It is majorly important to me that I continue to do the things she would have done for herself and her family on the holidays, had she been well. I have been donned the family matriarch, which is an honor and also a back-breaker, but I can handle it because she always told me so. She took her holiday swag seriously so I make sure to decorate her home like she would have–on a much smaller scale, of course. Giant wreaths are hung in her glorious picture windows and she gets to enjoy the most perfect little Christmas tree. It is dripping with that Christopher Radko sparkle. Her favorite. I find comfort in knowing she is safe and at peace in the confines of her own home under the selfless care of her dream team, Flora and Zena.
Now here is the silver lining: we are only a few blocks away. We will cook and eat our traditional seven fishes and celebrate like we always have and then we will then head over in groups to be with her, shower her with gifts, and feed her Christmas dinner.
I only hope she is at ease this Christmas. That is all we can hope for and my one true Christmas wish.

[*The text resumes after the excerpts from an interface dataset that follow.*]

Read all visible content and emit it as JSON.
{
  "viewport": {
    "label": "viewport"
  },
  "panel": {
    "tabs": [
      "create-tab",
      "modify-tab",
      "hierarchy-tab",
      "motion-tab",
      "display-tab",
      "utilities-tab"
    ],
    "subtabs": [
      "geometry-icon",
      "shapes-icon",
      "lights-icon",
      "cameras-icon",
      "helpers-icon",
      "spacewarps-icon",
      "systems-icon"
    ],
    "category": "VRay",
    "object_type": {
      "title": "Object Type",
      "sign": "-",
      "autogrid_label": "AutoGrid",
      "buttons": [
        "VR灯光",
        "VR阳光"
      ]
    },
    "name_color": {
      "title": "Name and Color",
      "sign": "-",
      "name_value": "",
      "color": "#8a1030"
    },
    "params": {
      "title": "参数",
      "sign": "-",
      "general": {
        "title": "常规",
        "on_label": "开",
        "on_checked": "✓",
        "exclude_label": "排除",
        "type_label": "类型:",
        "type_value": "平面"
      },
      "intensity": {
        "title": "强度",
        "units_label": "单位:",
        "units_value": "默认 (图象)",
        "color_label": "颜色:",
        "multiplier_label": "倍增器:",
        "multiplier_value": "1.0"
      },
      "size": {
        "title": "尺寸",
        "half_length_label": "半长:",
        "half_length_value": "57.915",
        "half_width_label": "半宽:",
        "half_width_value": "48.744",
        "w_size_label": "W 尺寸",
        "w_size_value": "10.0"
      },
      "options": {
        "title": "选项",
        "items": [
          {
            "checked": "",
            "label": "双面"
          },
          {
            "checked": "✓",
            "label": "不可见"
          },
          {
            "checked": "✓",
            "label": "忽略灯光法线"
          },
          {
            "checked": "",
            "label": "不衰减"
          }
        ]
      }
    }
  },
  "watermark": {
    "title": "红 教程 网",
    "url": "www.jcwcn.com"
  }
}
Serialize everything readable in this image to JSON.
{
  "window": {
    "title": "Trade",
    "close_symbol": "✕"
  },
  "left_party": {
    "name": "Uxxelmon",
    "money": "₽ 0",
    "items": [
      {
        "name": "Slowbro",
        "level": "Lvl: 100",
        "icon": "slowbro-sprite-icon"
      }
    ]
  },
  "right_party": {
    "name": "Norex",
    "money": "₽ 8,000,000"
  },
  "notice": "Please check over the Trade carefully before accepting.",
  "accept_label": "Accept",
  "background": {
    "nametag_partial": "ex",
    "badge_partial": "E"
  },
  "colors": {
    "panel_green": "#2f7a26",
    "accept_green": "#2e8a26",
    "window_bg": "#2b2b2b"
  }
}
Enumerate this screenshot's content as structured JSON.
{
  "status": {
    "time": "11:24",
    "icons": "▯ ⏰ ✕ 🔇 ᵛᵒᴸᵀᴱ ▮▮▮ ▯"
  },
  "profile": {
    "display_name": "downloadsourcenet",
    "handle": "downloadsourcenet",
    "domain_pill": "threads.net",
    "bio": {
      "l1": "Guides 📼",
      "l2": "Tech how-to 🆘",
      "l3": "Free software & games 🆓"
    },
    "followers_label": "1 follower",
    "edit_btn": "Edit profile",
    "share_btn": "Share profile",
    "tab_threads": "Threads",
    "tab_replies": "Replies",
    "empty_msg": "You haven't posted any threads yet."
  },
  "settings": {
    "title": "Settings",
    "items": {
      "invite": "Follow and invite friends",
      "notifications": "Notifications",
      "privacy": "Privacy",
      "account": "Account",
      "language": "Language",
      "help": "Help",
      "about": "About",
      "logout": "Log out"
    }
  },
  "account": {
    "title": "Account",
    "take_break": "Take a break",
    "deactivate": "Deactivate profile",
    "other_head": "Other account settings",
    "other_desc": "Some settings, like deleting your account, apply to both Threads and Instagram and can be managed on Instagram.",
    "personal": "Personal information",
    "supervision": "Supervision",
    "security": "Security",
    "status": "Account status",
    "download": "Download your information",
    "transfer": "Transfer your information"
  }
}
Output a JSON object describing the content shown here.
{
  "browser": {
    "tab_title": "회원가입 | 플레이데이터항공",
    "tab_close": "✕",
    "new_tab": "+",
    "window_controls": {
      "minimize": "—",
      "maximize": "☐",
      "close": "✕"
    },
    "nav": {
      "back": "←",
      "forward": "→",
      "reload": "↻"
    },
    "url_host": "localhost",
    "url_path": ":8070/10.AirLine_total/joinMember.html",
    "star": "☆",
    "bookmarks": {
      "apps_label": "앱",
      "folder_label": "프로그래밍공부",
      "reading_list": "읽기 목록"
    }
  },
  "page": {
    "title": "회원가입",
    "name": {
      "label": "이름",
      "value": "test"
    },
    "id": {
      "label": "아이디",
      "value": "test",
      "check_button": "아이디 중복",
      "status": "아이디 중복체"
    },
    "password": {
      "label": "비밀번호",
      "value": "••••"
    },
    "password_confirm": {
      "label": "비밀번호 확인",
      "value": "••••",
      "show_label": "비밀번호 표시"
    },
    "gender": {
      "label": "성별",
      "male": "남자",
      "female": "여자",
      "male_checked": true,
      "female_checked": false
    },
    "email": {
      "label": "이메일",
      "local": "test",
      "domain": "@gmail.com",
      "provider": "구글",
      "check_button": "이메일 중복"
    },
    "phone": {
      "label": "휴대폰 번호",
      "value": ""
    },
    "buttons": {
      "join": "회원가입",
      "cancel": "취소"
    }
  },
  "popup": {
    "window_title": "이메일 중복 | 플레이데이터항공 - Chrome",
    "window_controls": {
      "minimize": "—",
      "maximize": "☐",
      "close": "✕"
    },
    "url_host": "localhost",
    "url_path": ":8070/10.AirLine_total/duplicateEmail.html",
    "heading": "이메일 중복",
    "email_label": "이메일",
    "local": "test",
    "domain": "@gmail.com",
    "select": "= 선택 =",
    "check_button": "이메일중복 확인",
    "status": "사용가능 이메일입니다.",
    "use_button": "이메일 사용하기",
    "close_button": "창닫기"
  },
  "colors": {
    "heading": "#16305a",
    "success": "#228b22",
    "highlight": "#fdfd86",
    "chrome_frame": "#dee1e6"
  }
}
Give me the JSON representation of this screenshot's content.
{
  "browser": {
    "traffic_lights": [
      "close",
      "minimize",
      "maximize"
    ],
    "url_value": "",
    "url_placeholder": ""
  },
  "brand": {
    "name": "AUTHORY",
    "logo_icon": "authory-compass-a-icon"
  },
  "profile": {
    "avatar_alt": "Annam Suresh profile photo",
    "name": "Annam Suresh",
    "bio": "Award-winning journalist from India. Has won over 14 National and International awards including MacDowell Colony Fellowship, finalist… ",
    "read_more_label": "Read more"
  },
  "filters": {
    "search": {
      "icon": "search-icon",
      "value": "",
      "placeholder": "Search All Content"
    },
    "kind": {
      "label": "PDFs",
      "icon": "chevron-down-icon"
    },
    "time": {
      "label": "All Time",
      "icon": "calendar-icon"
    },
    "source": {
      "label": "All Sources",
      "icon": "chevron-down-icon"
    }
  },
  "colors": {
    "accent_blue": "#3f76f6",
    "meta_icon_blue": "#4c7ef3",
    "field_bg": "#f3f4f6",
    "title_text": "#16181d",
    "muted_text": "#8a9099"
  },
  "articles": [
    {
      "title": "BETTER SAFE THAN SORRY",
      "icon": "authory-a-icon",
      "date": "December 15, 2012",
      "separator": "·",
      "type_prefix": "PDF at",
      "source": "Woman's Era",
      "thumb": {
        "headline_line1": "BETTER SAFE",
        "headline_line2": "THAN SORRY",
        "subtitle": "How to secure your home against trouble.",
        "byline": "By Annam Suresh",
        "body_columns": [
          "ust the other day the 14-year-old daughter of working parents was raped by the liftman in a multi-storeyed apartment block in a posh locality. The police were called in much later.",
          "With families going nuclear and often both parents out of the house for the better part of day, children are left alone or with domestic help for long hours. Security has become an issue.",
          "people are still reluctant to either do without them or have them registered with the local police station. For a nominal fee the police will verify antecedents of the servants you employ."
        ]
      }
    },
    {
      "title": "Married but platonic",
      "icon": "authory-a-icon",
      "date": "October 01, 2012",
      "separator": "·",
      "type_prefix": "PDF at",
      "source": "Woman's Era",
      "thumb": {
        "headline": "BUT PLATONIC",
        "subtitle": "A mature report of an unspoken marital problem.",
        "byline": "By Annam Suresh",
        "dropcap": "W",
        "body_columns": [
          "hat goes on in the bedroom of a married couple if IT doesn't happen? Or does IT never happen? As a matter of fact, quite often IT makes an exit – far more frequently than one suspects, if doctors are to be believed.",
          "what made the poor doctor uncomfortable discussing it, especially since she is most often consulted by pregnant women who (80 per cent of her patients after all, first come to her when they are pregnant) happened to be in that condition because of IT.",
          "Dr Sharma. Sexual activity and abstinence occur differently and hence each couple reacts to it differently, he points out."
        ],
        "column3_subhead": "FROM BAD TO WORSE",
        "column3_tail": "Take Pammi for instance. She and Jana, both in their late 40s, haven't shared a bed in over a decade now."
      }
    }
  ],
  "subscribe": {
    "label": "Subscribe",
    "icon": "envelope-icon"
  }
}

Writing this has given me a lump in my throat that feels the size of a grapefruit. I try to view life with a positive outlook but I won’t pretend that all of this doesn’t leave a huge hole in my heart. I miss my mom, especially during the holidays. The grief can be overwhelming when I think about her sitting in her chair looking out her window, especially at Christmas while we are all going on with our lives. But, I try not to go to that place for too long. It’s too sad. I know she would have given her right arm to be with us on the holiday she worked so hard to make memorable for all of us. I have come to accept that our new normal is bringing Christmas to her and that is more than okay. I will honor her by doing my part to create warmth and magic in my home for years to come.